R&K: Have you always been here in Puerto de Vega?
Fernández: I have always been here. I am the third of three siblings, so by the time I was born my parents didn’t mind much. I spent my childhood amongst the rocks, fishing with my dad, I would be the type to return all wet because I would fall into the sea. This is such a small town, around 1,000 inhabitants, and back then there was no tourism, so we grew up running on the streets. We would be at the rocks, by the sea…
When I cook, I do try to transmit my childhood, my smells and my tastes or those memories I have from when I was a child. In the end you try to transmit the flavor of the sea, the smell of the sea, the smell of the Cantabrian Sea.

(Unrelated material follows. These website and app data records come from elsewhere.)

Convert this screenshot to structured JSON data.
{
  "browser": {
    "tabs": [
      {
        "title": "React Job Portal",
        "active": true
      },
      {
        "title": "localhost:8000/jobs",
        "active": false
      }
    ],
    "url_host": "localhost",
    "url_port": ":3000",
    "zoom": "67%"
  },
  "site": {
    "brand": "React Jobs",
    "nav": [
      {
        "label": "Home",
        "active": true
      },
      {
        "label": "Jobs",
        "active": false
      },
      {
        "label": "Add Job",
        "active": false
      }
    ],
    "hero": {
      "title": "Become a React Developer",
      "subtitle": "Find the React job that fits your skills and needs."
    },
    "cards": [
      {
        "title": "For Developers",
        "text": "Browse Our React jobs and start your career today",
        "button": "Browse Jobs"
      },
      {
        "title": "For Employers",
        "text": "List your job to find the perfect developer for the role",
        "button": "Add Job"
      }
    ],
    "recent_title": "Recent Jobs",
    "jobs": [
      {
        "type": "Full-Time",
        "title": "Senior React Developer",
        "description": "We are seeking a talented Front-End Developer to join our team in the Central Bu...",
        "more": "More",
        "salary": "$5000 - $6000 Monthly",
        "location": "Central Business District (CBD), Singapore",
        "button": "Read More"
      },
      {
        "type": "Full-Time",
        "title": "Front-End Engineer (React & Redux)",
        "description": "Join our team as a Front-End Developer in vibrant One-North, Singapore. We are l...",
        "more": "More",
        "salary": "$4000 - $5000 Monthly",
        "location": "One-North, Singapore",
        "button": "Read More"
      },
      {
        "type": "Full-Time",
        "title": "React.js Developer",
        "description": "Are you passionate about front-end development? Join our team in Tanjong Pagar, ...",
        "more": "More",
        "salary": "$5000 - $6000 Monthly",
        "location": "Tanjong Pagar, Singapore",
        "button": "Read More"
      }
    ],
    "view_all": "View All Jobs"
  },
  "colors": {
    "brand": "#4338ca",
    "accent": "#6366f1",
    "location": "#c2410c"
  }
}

The Cantabrian Sea is a rough sea, and that’s what’s good about it, the fish and shellfish here are the equivalent to an Ibérico Pig. The sea is rough, and the fish and shellfish must fight their way through. It’s the same with an Ibérico, it’s so different than a pig raised indoors. Ibérico has so much more taste, so much more potency of flavor.
R&K: When you travel do you like go to other seas? Where do you like to go?
Fernández: I love to travel and get lost, I also love to go to the south of Spain, to its sea. It is very different, a very different smell and a very different taste. I like the southern sea. When I include tastes from the south in my menu they blend very well together with the northern tastes, in the end, all those flavors are Spain.
R&K: What is your relationship with the fishermen like? Are you friends?
Fernández: Yes, it’s been thirty years, they’re friends, and they’re clients.
We’ll talk while they’re still at sea, they’ll tell me what they’ve caught: “we have turbot, we have this or the other”, I tell them to save this or that for me.
R&K: And do you pick the catch up or they’ll deliver?
Fernández: They deliver the live fish straight to me.
R&K: And then? What do you do with the live fish?
Fernández: Sometimes I hide the fish in the back, because if the diners see them, they’ll want them straight away, but the fish are better a day later.
R&K: You said the fishermen are also your clients?
Fernández: Yes, and what’s beautiful about that is that they teach you and at the same time you teach them. There is, for example, the codium algae that we have a lot of and that, more than an algae, tastes like the water from percebes. So to tell them: close your eyes and taste this… even though they’ve seen it all their lives… but never tasted it before. Those experiences are great.
The Cantabrian is a rough sea, and that’s what’s good about it.
R&K: What’s your favorite Asturian dish?
Fernández: The hake, no? She is my princess. Everyone is pushing hake, from here there and everywhere, but the hake from the Cantabrian, on a skewer, she is a true princess.
R&K: Are there any particular meals you remember cooking that were meaningful to you?
Fernández: There have been many, many. Definitely when you guys [from the League of Travelers] come, because I always have a great time. But any tables that allow me to express my cuisine are memorable. It’s just that I’m so bad at talking… I really try to express myself through the plate.
R&K: Do you travel to eat?
Fernández: I love to eat. It’s just that I’m a disaster. I like McDonald’s, but I like Berasategui, I like Disfrutar, I like diverXo, I like everything. I go to all levels, I have no problem.
Mon and I, we are the perfect couple, we like to eat, we like to drink, that’s it. Simplicity. We love gastronomy, he loves the world of wines and champagnes. Sometimes we will be working and thinking about making restaurant reservations for when we close the day.
We don’t have a problem driving 600 kilometers to go eat, sit at a great table. We love the feeling of sitting around a table.
Sometimes people look surprised when at home setting a full table with tablecloth, a dish, another dish, all of it. I tell them: It’s all the same for me, to wash two dishes or six. I don’t care, the moments around the table are the most important moments.
The League of Travelers—Roads & Kingdoms’ new travel project for readers and other likeminded wanderers—is returning to Asturias and to Mesón el Centro from September 24-October 1, 2023. See trip itinerary for more details, including how to join.